The records below are to be duplicated exactly as they appear.

:: Extracted records

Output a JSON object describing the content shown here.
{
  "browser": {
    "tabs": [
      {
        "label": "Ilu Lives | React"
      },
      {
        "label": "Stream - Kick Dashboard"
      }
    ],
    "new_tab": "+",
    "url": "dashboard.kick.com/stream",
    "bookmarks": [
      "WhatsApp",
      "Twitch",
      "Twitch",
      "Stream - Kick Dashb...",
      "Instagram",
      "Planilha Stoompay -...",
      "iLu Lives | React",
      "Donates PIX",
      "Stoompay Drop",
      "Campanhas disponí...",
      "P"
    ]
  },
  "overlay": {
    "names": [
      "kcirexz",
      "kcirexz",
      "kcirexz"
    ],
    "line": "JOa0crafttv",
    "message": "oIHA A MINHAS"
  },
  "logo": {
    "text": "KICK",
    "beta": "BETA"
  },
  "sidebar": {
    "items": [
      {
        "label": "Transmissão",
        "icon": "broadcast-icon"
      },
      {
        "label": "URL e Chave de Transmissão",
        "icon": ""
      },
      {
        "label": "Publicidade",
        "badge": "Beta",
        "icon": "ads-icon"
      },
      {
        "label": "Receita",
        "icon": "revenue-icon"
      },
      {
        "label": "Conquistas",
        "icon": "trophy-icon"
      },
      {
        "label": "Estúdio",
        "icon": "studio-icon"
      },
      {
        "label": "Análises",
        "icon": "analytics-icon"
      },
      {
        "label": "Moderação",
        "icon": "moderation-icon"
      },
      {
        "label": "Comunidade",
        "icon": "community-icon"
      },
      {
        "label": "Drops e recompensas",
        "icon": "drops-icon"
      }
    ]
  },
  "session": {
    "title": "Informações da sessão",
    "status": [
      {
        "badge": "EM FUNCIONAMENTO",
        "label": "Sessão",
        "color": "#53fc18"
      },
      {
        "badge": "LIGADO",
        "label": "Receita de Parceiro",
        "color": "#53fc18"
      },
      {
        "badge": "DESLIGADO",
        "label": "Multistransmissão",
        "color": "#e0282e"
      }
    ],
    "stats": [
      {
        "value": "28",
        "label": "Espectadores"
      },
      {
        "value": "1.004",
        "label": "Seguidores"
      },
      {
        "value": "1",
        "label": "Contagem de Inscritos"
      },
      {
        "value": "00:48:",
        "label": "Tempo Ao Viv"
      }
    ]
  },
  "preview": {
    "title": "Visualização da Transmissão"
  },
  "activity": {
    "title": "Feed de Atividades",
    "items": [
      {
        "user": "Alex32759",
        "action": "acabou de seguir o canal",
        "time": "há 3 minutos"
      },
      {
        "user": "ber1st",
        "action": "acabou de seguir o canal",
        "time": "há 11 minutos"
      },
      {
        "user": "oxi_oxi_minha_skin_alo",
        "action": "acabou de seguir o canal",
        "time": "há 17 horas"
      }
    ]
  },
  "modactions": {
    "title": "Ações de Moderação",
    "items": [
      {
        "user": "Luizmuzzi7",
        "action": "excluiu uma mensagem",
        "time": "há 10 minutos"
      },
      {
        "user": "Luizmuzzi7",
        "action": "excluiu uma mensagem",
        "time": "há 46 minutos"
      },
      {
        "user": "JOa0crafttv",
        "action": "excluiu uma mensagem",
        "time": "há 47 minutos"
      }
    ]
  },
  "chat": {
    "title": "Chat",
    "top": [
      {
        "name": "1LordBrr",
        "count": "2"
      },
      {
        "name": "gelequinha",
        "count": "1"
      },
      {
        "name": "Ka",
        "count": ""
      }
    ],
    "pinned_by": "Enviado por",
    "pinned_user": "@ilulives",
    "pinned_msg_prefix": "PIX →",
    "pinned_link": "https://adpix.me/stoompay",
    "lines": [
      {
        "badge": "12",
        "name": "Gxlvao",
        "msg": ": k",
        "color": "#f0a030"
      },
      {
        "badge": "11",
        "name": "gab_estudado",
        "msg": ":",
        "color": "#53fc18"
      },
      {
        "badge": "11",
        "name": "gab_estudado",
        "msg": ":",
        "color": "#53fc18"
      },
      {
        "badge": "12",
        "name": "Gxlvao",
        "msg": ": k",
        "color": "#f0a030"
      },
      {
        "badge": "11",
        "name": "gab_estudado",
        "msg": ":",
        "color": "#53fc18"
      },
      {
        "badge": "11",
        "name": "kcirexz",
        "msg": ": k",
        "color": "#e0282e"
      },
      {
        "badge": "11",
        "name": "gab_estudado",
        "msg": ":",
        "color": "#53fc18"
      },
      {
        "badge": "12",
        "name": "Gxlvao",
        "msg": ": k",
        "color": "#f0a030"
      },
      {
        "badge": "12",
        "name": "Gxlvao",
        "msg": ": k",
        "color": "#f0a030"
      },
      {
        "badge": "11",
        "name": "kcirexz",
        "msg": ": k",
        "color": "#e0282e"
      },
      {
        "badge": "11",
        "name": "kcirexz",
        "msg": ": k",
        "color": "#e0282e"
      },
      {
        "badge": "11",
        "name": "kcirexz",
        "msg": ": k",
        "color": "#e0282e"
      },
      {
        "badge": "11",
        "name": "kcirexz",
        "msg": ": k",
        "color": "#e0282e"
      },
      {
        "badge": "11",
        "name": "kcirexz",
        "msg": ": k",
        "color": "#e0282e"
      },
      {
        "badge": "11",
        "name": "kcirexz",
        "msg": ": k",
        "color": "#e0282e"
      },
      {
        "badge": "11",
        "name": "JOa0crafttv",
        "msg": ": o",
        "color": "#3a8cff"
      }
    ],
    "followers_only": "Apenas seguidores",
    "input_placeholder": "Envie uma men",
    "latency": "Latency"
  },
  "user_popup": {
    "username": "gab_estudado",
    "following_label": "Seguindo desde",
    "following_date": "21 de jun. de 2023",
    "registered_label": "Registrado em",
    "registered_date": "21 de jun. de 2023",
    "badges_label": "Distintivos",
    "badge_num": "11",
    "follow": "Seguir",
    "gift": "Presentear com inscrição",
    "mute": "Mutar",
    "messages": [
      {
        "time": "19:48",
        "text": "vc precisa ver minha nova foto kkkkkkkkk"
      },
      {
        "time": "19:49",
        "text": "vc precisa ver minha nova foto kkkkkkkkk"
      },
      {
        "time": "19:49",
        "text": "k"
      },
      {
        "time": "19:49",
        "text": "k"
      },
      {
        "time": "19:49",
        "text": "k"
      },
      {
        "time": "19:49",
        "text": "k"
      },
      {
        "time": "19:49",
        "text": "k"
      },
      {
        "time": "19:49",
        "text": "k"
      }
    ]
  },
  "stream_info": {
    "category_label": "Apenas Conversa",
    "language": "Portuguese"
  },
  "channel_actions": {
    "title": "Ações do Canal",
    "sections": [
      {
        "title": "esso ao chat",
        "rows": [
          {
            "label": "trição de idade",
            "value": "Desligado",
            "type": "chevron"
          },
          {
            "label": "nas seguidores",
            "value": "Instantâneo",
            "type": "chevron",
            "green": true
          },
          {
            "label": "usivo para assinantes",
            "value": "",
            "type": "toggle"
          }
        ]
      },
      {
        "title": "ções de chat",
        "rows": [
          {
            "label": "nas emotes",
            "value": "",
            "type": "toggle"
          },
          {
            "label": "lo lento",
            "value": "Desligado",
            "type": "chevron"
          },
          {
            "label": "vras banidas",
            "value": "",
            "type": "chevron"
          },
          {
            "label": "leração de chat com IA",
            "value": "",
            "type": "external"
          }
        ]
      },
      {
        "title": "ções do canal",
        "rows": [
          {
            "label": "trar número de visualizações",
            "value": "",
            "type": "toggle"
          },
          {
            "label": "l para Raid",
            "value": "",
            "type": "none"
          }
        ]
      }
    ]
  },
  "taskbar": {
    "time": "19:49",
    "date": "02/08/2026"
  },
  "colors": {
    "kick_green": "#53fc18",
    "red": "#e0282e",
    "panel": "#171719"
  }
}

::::

Solution to this problem:
Output a JSON object describing the content shown here.
{
  "browser": {
    "tabs": [
      {
        "label": "Ilu Lives | React"
      },
      {
        "label": "Stream - Kick Dashboard"
      }
    ],
    "new_tab": "+",
    "url": "dashboard.kick.com/stream",
    "bookmarks": [
      "WhatsApp",
      "Twitch",
      "Twitch",
      "Stream - Kick Dashb...",
      "Instagram",
      "Planilha Stoompay -...",
      "iLu Lives | React",
      "Donates PIX",
      "Stoompay Drop",
      "Campanhas disponí...",
      "P"
    ]
  },
  "overlay": {
    "names": [
      "kcirexz",
      "kcirexz",
      "kcirexz"
    ],
    "line": "JOa0crafttv",
    "message": "oIHA A MINHAS"
  },
  "logo": {
    "text": "KICK",
    "beta": "BETA"
  },
  "sidebar": {
    "items": [
      {
        "label": "Transmissão",
        "icon": "broadcast-icon"
      },
      {
        "label": "URL e Chave de Transmissão",
        "icon": ""
      },
      {
        "label": "Publicidade",
        "badge": "Beta",
        "icon": "ads-icon"
      },
      {
        "label": "Receita",
        "icon": "revenue-icon"
      },
      {
        "label": "Conquistas",
        "icon": "trophy-icon"
      },
      {
        "label": "Estúdio",
        "icon": "studio-icon"
      },
      {
        "label": "Análises",
        "icon": "analytics-icon"
      },
      {
        "label": "Moderação",
        "icon": "moderation-icon"
      },
      {
        "label": "Comunidade",
        "icon": "community-icon"
      },
      {
        "label": "Drops e recompensas",
        "icon": "drops-icon"
      }
    ]
  },
  "session": {
    "title": "Informações da sessão",
    "status": [
      {
        "badge": "EM FUNCIONAMENTO",
        "label": "Sessão",
        "color": "#53fc18"
      },
      {
        "badge": "LIGADO",
        "label": "Receita de Parceiro",
        "color": "#53fc18"
      },
      {
        "badge": "DESLIGADO",
        "label": "Multistransmissão",
        "color": "#e0282e"
      }
    ],
    "stats": [
      {
        "value": "28",
        "label": "Espectadores"
      },
      {
        "value": "1.004",
        "label": "Seguidores"
      },
      {
        "value": "1",
        "label": "Contagem de Inscritos"
      },
      {
        "value": "00:48:",
        "label": "Tempo Ao Viv"
      }
    ]
  },
  "preview": {
    "title": "Visualização da Transmissão"
  },
  "activity": {
    "title": "Feed de Atividades",
    "items": [
      {
        "user": "Alex32759",
        "action": "acabou de seguir o canal",
        "time": "há 3 minutos"
      },
      {
        "user": "ber1st",
        "action": "acabou de seguir o canal",
        "time": "há 11 minutos"
      },
      {
        "user": "oxi_oxi_minha_skin_alo",
        "action": "acabou de seguir o canal",
        "time": "há 17 horas"
      }
    ]
  },
  "modactions": {
    "title": "Ações de Moderação",
    "items": [
      {
        "user": "Luizmuzzi7",
        "action": "excluiu uma mensagem",
        "time": "há 10 minutos"
      },
      {
        "user": "Luizmuzzi7",
        "action": "excluiu uma mensagem",
        "time": "há 46 minutos"
      },
      {
        "user": "JOa0crafttv",
        "action": "excluiu uma mensagem",
        "time": "há 47 minutos"
      }
    ]
  },
  "chat": {
    "title": "Chat",
    "top": [
      {
        "name": "1LordBrr",
        "count": "2"
      },
      {
        "name": "gelequinha",
        "count": "1"
      },
      {
        "name": "Ka",
        "count": ""
      }
    ],
    "pinned_by": "Enviado por",
    "pinned_user": "@ilulives",
    "pinned_msg_prefix": "PIX →",
    "pinned_link": "https://adpix.me/stoompay",
    "lines": [
      {
        "badge": "12",
        "name": "Gxlvao",
        "msg": ": k",
        "color": "#f0a030"
      },
      {
        "badge": "11",
        "name": "gab_estudado",
        "msg": ":",
        "color": "#53fc18"
      },
      {
        "badge": "11",
        "name": "gab_estudado",
        "msg": ":",
        "color": "#53fc18"
      },
      {
        "badge": "12",
        "name": "Gxlvao",
        "msg": ": k",
        "color": "#f0a030"
      },
      {
        "badge": "11",
        "name": "gab_estudado",
        "msg": ":",
        "color": "#53fc18"
      },
      {
        "badge": "11",
        "name": "kcirexz",
        "msg": ": k",
        "color": "#e0282e"
      },
      {
        "badge": "11",
        "name": "gab_estudado",
        "msg": ":",
        "color": "#53fc18"
      },
      {
        "badge": "12",
        "name": "Gxlvao",
        "msg": ": k",
        "color": "#f0a030"
      },
      {
        "badge": "12",
        "name": "Gxlvao",
        "msg": ": k",
        "color": "#f0a030"
      },
      {
        "badge": "11",
        "name": "kcirexz",
        "msg": ": k",
        "color": "#e0282e"
      },
      {
        "badge": "11",
        "name": "kcirexz",
        "msg": ": k",
        "color": "#e0282e"
      },
      {
        "badge": "11",
        "name": "kcirexz",
        "msg": ": k",
        "color": "#e0282e"
      },
      {
        "badge": "11",
        "name": "kcirexz",
        "msg": ": k",
        "color": "#e0282e"
      },
      {
        "badge": "11",
        "name": "kcirexz",
        "msg": ": k",
        "color": "#e0282e"
      },
      {
        "badge": "11",
        "name": "kcirexz",
        "msg": ": k",
        "color": "#e0282e"
      },
      {
        "badge": "11",
        "name": "JOa0crafttv",
        "msg": ": o",
        "color": "#3a8cff"
      }
    ],
    "followers_only": "Apenas seguidores",
    "input_placeholder": "Envie uma men",
    "latency": "Latency"
  },
  "user_popup": {
    "username": "gab_estudado",
    "following_label": "Seguindo desde",
    "following_date": "21 de jun. de 2023",
    "registered_label": "Registrado em",
    "registered_date": "21 de jun. de 2023",
    "badges_label": "Distintivos",
    "badge_num": "11",
    "follow": "Seguir",
    "gift": "Presentear com inscrição",
    "mute": "Mutar",
    "messages": [
      {
        "time": "19:48",
        "text": "vc precisa ver minha nova foto kkkkkkkkk"
      },
      {
        "time": "19:49",
        "text": "vc precisa ver minha nova foto kkkkkkkkk"
      },
      {
        "time": "19:49",
        "text": "k"
      },
      {
        "time": "19:49",
        "text": "k"
      },
      {
        "time": "19:49",
        "text": "k"
      },
      {
        "time": "19:49",
        "text": "k"
      },
      {
        "time": "19:49",
        "text": "k"
      },
      {
        "time": "19:49",
        "text": "k"
      }
    ]
  },
  "stream_info": {
    "category_label": "Apenas Conversa",
    "language": "Portuguese"
  },
  "channel_actions": {
    "title": "Ações do Canal",
    "sections": [
      {
        "title": "esso ao chat",
        "rows": [
          {
            "label": "trição de idade",
            "value": "Desligado",
            "type": "chevron"
          },
          {
            "label": "nas seguidores",
            "value": "Instantâneo",
            "type": "chevron",
            "green": true
          },
          {
            "label": "usivo para assinantes",
            "value": "",
            "type": "toggle"
          }
        ]
      },
      {
        "title": "ções de chat",
        "rows": [
          {
            "label": "nas emotes",
            "value": "",
            "type": "toggle"
          },
          {
            "label": "lo lento",
            "value": "Desligado",
            "type": "chevron"
          },
          {
            "label": "vras banidas",
            "value": "",
            "type": "chevron"
          },
          {
            "label": "leração de chat com IA",
            "value": "",
            "type": "external"
          }
        ]
      },
      {
        "title": "ções do canal",
        "rows": [
          {
            "label": "trar número de visualizações",
            "value": "",
            "type": "toggle"
          },
          {
            "label": "l para Raid",
            "value": "",
            "type": "none"
          }
        ]
      }
    ]
  },
  "taskbar": {
    "time": "19:49",
    "date": "02/08/2026"
  },
  "colors": {
    "kick_green": "#53fc18",
    "red": "#e0282e",
    "panel": "#171719"
  }
}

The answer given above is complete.